#### Task details
Your response should give back each record exactly, word for word.

#### Supplied entries
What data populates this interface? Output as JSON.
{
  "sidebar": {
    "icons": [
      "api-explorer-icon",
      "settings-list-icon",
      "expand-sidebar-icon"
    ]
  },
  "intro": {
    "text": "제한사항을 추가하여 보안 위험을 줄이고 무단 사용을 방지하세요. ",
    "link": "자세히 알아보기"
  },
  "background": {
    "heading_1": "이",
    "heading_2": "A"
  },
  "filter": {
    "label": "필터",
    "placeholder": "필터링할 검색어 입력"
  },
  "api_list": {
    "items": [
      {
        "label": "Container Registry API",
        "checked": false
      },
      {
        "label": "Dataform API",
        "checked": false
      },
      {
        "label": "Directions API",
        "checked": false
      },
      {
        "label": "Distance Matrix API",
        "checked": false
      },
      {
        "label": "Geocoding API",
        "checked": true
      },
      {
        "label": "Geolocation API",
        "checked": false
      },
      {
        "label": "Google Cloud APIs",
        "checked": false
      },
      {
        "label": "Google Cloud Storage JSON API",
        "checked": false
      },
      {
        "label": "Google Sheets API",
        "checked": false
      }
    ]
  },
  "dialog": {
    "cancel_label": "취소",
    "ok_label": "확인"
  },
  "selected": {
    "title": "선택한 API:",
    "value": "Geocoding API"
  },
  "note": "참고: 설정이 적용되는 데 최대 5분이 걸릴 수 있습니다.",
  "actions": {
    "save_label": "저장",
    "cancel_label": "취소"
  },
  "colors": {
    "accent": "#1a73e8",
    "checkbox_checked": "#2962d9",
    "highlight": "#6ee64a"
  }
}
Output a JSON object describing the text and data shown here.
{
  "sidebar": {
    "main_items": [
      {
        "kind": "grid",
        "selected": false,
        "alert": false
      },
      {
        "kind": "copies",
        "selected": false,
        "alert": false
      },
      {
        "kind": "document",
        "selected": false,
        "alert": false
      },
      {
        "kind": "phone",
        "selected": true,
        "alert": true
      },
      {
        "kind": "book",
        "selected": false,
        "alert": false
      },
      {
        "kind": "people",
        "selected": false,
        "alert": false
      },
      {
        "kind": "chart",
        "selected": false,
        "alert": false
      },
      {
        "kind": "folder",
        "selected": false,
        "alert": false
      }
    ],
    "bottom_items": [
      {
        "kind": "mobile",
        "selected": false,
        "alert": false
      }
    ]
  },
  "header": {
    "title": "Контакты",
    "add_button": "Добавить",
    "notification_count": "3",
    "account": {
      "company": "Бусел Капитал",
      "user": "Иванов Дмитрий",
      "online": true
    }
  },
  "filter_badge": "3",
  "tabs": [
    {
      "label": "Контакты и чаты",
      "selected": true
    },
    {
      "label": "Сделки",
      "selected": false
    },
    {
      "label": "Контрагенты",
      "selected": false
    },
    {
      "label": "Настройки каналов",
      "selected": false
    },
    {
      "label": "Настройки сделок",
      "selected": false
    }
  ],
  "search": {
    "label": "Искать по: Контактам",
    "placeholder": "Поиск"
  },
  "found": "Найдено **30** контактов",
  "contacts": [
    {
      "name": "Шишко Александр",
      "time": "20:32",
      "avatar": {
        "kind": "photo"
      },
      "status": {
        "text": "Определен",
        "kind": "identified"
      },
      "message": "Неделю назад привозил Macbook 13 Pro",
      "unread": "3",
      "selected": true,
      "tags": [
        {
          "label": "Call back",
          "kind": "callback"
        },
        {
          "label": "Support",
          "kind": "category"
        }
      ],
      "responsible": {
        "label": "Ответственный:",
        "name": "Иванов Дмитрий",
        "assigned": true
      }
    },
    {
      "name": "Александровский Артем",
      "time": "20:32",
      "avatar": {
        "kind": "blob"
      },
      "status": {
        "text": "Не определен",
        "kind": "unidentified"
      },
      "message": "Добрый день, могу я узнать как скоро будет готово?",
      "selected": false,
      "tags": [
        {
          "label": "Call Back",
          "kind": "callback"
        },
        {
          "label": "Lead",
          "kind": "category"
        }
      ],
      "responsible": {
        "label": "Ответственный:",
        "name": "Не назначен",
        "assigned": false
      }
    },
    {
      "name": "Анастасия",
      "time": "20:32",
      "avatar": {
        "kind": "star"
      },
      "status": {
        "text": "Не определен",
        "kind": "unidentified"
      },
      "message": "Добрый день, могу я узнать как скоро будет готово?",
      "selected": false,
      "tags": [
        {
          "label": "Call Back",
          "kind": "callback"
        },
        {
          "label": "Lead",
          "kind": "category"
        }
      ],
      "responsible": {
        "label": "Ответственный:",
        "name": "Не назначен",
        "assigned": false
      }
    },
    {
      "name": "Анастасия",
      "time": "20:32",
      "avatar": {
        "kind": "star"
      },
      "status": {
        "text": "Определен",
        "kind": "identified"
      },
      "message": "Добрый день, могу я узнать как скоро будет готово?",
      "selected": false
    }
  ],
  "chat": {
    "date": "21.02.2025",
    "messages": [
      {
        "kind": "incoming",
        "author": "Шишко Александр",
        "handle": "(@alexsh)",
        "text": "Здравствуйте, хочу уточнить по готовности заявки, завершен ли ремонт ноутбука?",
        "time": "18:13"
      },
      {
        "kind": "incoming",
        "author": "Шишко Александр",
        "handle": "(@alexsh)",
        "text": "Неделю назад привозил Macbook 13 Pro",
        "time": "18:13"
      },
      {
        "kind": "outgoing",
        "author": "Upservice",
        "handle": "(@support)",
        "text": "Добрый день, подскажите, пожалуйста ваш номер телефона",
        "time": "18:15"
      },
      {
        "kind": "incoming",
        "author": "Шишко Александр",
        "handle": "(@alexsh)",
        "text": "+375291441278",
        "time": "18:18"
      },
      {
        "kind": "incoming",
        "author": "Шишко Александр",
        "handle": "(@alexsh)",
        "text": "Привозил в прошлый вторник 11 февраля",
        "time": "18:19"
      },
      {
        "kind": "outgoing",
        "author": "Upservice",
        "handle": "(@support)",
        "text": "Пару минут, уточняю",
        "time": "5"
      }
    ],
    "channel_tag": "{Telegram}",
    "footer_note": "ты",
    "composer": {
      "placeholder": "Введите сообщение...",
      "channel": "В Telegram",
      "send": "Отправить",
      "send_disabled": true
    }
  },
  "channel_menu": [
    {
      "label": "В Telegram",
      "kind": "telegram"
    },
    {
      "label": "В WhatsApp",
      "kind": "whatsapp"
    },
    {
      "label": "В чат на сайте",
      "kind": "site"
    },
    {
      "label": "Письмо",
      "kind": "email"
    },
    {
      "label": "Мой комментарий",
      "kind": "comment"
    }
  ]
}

#### Result of this task
What data populates this interface? Output as JSON.
{
  "sidebar": {
    "icons": [
      "api-explorer-icon",
      "settings-list-icon",
      "expand-sidebar-icon"
    ]
  },
  "intro": {
    "text": "제한사항을 추가하여 보안 위험을 줄이고 무단 사용을 방지하세요. ",
    "link": "자세히 알아보기"
  },
  "background": {
    "heading_1": "이",
    "heading_2": "A"
  },
  "filter": {
    "label": "필터",
    "placeholder": "필터링할 검색어 입력"
  },
  "api_list": {
    "items": [
      {
        "label": "Container Registry API",
        "checked": false
      },
      {
        "label": "Dataform API",
        "checked": false
      },
      {
        "label": "Directions API",
        "checked": false
      },
      {
        "label": "Distance Matrix API",
        "checked": false
      },
      {
        "label": "Geocoding API",
        "checked": true
      },
      {
        "label": "Geolocation API",
        "checked": false
      },
      {
        "label": "Google Cloud APIs",
        "checked": false
      },
      {
        "label": "Google Cloud Storage JSON API",
        "checked": false
      },
      {
        "label": "Google Sheets API",
        "checked": false
      }
    ]
  },
  "dialog": {
    "cancel_label": "취소",
    "ok_label": "확인"
  },
  "selected": {
    "title": "선택한 API:",
    "value": "Geocoding API"
  },
  "note": "참고: 설정이 적용되는 데 최대 5분이 걸릴 수 있습니다.",
  "actions": {
    "save_label": "저장",
    "cancel_label": "취소"
  },
  "colors": {
    "accent": "#1a73e8",
    "checkbox_checked": "#2962d9",
    "highlight": "#6ee64a"
  }
}
Output a JSON object describing the text and data shown here.
{
  "sidebar": {
    "main_items": [
      {
        "kind": "grid",
        "selected": false,
        "alert": false
      },
      {
        "kind": "copies",
        "selected": false,
        "alert": false
      },
      {
        "kind": "document",
        "selected": false,
        "alert": false
      },
      {
        "kind": "phone",
        "selected": true,
        "alert": true
      },
      {
        "kind": "book",
        "selected": false,
        "alert": false
      },
      {
        "kind": "people",
        "selected": false,
        "alert": false
      },
      {
        "kind": "chart",
        "selected": false,
        "alert": false
      },
      {
        "kind": "folder",
        "selected": false,
        "alert": false
      }
    ],
    "bottom_items": [
      {
        "kind": "mobile",
        "selected": false,
        "alert": false
      }
    ]
  },
  "header": {
    "title": "Контакты",
    "add_button": "Добавить",
    "notification_count": "3",
    "account": {
      "company": "Бусел Капитал",
      "user": "Иванов Дмитрий",
      "online": true
    }
  },
  "filter_badge": "3",
  "tabs": [
    {
      "label": "Контакты и чаты",
      "selected": true
    },
    {
      "label": "Сделки",
      "selected": false
    },
    {
      "label": "Контрагенты",
      "selected": false
    },
    {
      "label": "Настройки каналов",
      "selected": false
    },
    {
      "label": "Настройки сделок",
      "selected": false
    }
  ],
  "search": {
    "label": "Искать по: Контактам",
    "placeholder": "Поиск"
  },
  "found": "Найдено **30** контактов",
  "contacts": [
    {
      "name": "Шишко Александр",
      "time": "20:32",
      "avatar": {
        "kind": "photo"
      },
      "status": {
        "text": "Определен",
        "kind": "identified"
      },
      "message": "Неделю назад привозил Macbook 13 Pro",
      "unread": "3",
      "selected": true,
      "tags": [
        {
          "label": "Call back",
          "kind": "callback"
        },
        {
          "label": "Support",
          "kind": "category"
        }
      ],
      "responsible": {
        "label": "Ответственный:",
        "name": "Иванов Дмитрий",
        "assigned": true
      }
    },
    {
      "name": "Александровский Артем",
      "time": "20:32",
      "avatar": {
        "kind": "blob"
      },
      "status": {
        "text": "Не определен",
        "kind": "unidentified"
      },
      "message": "Добрый день, могу я узнать как скоро будет готово?",
      "selected": false,
      "tags": [
        {
          "label": "Call Back",
          "kind": "callback"
        },
        {
          "label": "Lead",
          "kind": "category"
        }
      ],
      "responsible": {
        "label": "Ответственный:",
        "name": "Не назначен",
        "assigned": false
      }
    },
    {
      "name": "Анастасия",
      "time": "20:32",
      "avatar": {
        "kind": "star"
      },
      "status": {
        "text": "Не определен",
        "kind": "unidentified"
      },
      "message": "Добрый день, могу я узнать как скоро будет готово?",
      "selected": false,
      "tags": [
        {
          "label": "Call Back",
          "kind": "callback"
        },
        {
          "label": "Lead",
          "kind": "category"
        }
      ],
      "responsible": {
        "label": "Ответственный:",
        "name": "Не назначен",
        "assigned": false
      }
    },
    {
      "name": "Анастасия",
      "time": "20:32",
      "avatar": {
        "kind": "star"
      },
      "status": {
        "text": "Определен",
        "kind": "identified"
      },
      "message": "Добрый день, могу я узнать как скоро будет готово?",
      "selected": false
    }
  ],
  "chat": {
    "date": "21.02.2025",
    "messages": [
      {
        "kind": "incoming",
        "author": "Шишко Александр",
        "handle": "(@alexsh)",
        "text": "Здравствуйте, хочу уточнить по готовности заявки, завершен ли ремонт ноутбука?",
        "time": "18:13"
      },
      {
        "kind": "incoming",
        "author": "Шишко Александр",
        "handle": "(@alexsh)",
        "text": "Неделю назад привозил Macbook 13 Pro",
        "time": "18:13"
      },
      {
        "kind": "outgoing",
        "author": "Upservice",
        "handle": "(@support)",
        "text": "Добрый день, подскажите, пожалуйста ваш номер телефона",
        "time": "18:15"
      },
      {
        "kind": "incoming",
        "author": "Шишко Александр",
        "handle": "(@alexsh)",
        "text": "+375291441278",
        "time": "18:18"
      },
      {
        "kind": "incoming",
        "author": "Шишко Александр",
        "handle": "(@alexsh)",
        "text": "Привозил в прошлый вторник 11 февраля",
        "time": "18:19"
      },
      {
        "kind": "outgoing",
        "author": "Upservice",
        "handle": "(@support)",
        "text": "Пару минут, уточняю",
        "time": "5"
      }
    ],
    "channel_tag": "{Telegram}",
    "footer_note": "ты",
    "composer": {
      "placeholder": "Введите сообщение...",
      "channel": "В Telegram",
      "send": "Отправить",
      "send_disabled": true
    }
  },
  "channel_menu": [
    {
      "label": "В Telegram",
      "kind": "telegram"
    },
    {
      "label": "В WhatsApp",
      "kind": "whatsapp"
    },
    {
      "label": "В чат на сайте",
      "kind": "site"
    },
    {
      "label": "Письмо",
      "kind": "email"
    },
    {
      "label": "Мой комментарий",
      "kind": "comment"
    }
  ]
}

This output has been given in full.